Government documents accessed by The Caravan reveal the doublespeak behind the Bharatiya Janata Party’s rhetoric against linking religious communities to terror activities. While the BJP’s public position persistently disavows the notion of violent religious fundamentalism such as Hindu terror, a note circulated by the multi-agency centre—which is led by the Intelligence Bureau and comes under the ministry of home affairs—states that it has constituted a standing focus group on terror financing, specifically to look into terror funding “for Islamist & Sikh Terrorism.”
The BJP and its parent organisation, the Rashtriya Swayamsevak Sangh, have long held that there is no such thing as Hindu terrorism—the term gained traction against the backdrop of investigations into the Samjhauta Express blast of 2007 and the Malegaon blasts of 2008, among others. More recently, on 14 May 2019, the Tamil Nadu police booked the actor-turned-politician Kamal Haasan for his comments on Hindu terror during a political rally two days earlier.
The Caravan has in its possession the circular dated 28 March 2019, by Col Devendra Mishra, the additional deputy director of the MAC. The note is titled, “Standing Focus Group of Terror Financing (SFGTF).” It states that “various terror outfits and its modules, active in India and elsewhere, have been observed operating their financial supply chains through several channels-both formal and informal for recruitment, spreading its ideologies/propaganda, procurement of arms/ammunition & explosives, organizing training, nurturing sleeping modules, sustenance of ex/arrested/injured cadres and legal support for arrested cadres etc.” The note adds that money is also being sent to over ground workers of various terrorist organisations, to finance active militants and their families.
According to the note, the annual conference of director-generals and inspector-generals of the police—held in 2018 in Kevadiya, Gujarat, from 20 to 22 December—was the genesis of the standing focus group. The group was proposed at the conference to “monitor and choke terror funding in the country as well as those operating from the outside.” Prime Minister Narendra Modi attended parts of the conference as well.
As per Mishra’s directions, the first meeting of the focus group was to be held on 11 April, at 4 pm, at the multi-agency centre conference hall in the North Block. The agenda for the meeting was to discuss: the frequency of such meetings to share and follow-up on inputs by member agencies that had “a bearing on terror funding for Islamist and Sikh terrorism”; the creation of a database of entities that are active or suspected to be involved in terror financing; capacity development of state anti-terrorism squads through sharing of information; and any other suggestion proposed by other member agencies.
Mishra’s note was addressed to the chiefs and directors of 12 agencies: AK Dhasmana, the chief of the Research and Analysis Wing; YC Modi, the director general of the National Investigation Agency; Pankaj Kumar Mishra, the director of the Financial Intelligence Unit; Rishi Kumar Shukla, the director of the Central Bureau of Investigation; DP Dash, the principal director general of the Directorate of Revenue Intelligence; Sushil Chandra, the former chairman of the Central Board of Direct Taxes; Mitali Madhusmita, the director general of the Central Economic Intelligence Bureau; Sharad Sharma, a regional director at the Securities and Exchange Board of India; Sanjay Kumar Mishra, the principal special director of the Enforcement Directorate; Dilbagh Singh, the director general of the Jammu and Kashmir Police; Dinkar Gupta, the director general of the Punjab Police; and Amulya Patnaik, the commissioner of Delhi Police.

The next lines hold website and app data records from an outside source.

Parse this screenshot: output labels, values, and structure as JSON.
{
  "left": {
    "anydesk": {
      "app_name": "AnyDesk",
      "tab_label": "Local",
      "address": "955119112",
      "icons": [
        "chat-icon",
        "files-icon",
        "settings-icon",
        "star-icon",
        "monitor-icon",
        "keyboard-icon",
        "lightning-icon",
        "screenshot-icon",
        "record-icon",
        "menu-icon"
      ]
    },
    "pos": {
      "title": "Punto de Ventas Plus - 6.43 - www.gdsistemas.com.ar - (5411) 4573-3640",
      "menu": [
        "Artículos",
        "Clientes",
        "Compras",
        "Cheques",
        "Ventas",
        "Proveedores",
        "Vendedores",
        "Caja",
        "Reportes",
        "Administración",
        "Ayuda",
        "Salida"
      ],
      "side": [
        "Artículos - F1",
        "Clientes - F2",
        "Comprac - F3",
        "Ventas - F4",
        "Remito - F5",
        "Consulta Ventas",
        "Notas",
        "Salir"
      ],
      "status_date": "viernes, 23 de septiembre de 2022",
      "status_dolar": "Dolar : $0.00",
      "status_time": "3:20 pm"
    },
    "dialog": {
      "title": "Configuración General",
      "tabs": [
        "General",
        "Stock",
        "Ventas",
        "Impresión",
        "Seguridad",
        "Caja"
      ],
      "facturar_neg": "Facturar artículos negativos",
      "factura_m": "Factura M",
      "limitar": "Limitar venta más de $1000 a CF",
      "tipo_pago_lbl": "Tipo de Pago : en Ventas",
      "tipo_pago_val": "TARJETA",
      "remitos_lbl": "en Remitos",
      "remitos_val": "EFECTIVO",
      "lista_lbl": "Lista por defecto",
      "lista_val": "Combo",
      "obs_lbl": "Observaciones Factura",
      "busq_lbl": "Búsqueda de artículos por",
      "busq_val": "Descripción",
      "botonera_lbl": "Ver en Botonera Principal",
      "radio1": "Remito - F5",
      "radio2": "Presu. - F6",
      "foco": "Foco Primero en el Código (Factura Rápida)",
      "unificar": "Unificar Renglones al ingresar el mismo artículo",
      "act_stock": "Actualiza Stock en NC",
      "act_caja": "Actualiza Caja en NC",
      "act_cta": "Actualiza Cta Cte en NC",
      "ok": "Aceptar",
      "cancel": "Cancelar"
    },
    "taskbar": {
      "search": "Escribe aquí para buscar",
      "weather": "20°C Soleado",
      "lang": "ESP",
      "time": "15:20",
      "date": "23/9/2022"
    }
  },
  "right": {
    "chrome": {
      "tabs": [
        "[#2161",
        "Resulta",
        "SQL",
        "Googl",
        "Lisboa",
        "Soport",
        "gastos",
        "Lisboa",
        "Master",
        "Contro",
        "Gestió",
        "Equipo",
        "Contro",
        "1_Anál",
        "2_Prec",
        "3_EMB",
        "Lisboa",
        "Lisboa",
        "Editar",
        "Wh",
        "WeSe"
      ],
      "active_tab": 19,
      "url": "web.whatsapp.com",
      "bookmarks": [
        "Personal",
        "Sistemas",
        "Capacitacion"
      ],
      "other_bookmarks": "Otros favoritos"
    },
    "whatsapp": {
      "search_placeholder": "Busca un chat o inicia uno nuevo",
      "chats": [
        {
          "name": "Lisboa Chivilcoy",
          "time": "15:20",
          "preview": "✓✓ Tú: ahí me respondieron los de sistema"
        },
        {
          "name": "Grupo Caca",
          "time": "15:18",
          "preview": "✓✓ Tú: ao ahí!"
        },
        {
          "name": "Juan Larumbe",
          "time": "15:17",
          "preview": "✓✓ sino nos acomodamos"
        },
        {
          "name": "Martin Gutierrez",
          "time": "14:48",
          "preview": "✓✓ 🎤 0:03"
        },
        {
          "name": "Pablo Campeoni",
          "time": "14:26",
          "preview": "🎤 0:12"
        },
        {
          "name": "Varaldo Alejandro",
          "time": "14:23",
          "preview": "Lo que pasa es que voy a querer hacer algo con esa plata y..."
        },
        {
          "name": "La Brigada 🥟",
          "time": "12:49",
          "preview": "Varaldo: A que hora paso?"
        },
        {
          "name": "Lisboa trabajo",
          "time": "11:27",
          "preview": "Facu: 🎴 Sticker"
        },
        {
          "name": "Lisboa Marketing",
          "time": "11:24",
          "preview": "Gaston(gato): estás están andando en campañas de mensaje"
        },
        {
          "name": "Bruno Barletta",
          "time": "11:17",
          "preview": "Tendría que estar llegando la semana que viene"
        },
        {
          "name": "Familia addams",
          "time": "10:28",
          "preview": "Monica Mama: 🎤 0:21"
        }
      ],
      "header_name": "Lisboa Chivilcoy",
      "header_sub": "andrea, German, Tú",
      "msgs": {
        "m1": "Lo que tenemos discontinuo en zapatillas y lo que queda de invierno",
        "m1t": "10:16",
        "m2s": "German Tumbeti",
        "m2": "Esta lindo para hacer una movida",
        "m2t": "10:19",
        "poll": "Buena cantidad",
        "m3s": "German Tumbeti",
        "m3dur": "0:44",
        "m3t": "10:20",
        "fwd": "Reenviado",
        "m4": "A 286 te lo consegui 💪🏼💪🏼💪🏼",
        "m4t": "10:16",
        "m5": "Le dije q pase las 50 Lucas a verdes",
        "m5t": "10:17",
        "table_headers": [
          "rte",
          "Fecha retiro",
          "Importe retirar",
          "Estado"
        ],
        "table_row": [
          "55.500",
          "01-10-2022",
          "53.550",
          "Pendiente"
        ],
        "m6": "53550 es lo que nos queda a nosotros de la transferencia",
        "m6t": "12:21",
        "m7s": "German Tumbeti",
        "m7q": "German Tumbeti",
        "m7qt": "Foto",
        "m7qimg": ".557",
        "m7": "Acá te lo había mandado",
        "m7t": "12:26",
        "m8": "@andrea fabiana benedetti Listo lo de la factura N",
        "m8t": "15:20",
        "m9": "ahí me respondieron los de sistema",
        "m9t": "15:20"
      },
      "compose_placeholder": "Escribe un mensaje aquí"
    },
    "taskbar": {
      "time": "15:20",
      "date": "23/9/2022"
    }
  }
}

They were asked to depute a joint-secretary level officer to attend the meeting.
The Caravan reached out to Mishra's office for a response, but he refused to comment. Madhusmita, of the Central Economic Intelligence Bureau, said that “the meeting was constituted by the home ministry, I would suggest that it is better that you contact them.” Upon being questioned further on the details of the meeting, she shared contact details for Mahesh Rastogi, an officer in the CEIB. Rastogi said, “These details are of secret nature, so they cannot be shared.”
The creation of the standing focus group, with its mandate on Islamist and Sikh terrorism, gains importance in the context of multiple terror cases over the previous decade for which associates of the RSS, such as Pragya Thakur and Aseemanand, have been arrested and tried. The BJP’s stated position, in each case, has been to reject any link between religion and acts of terror. In April this year, the party was widely criticised for its decision,to field Pragya Thakur—who is currently facing trial under sections of The Unlawful Activities Prevention Act for her alleged role in the Malegaon blasts—as its Lok Sabha candidate from Bhopal. Its defence so far has been to attack the very phrase “Hindu terrorism,” and to claim that it is a myth conjured up by the Congress for electoral gains. At a recent rally in Khandwa in Madhya Pradesh, referring to the outcome of the on-going general elections, Modi said, “The fallacies of Hindu terrorism that they”—the members of the Congress—“have spread, and their defaming of our grand religious heritage is why they will be paid back through the answer they get.”
The domestic politicking is in line with Modi’s diplomatic outreach too. In March 2018, when Jordan’s King Abdullah II visited India, Modi reportedly asserted that the fight against terrorism could not be misconstrued as one that was poised against any particular religion. “Terrorism has no religion ... the fight against terrorism and radicalisation is not against any religion. Our war is against the radical mindset that misguides youth,” he had said. It now appears that Modi and his colleagues within the BJP are willing to insulate religion from charges of terrorism but only selectively, for one particular community.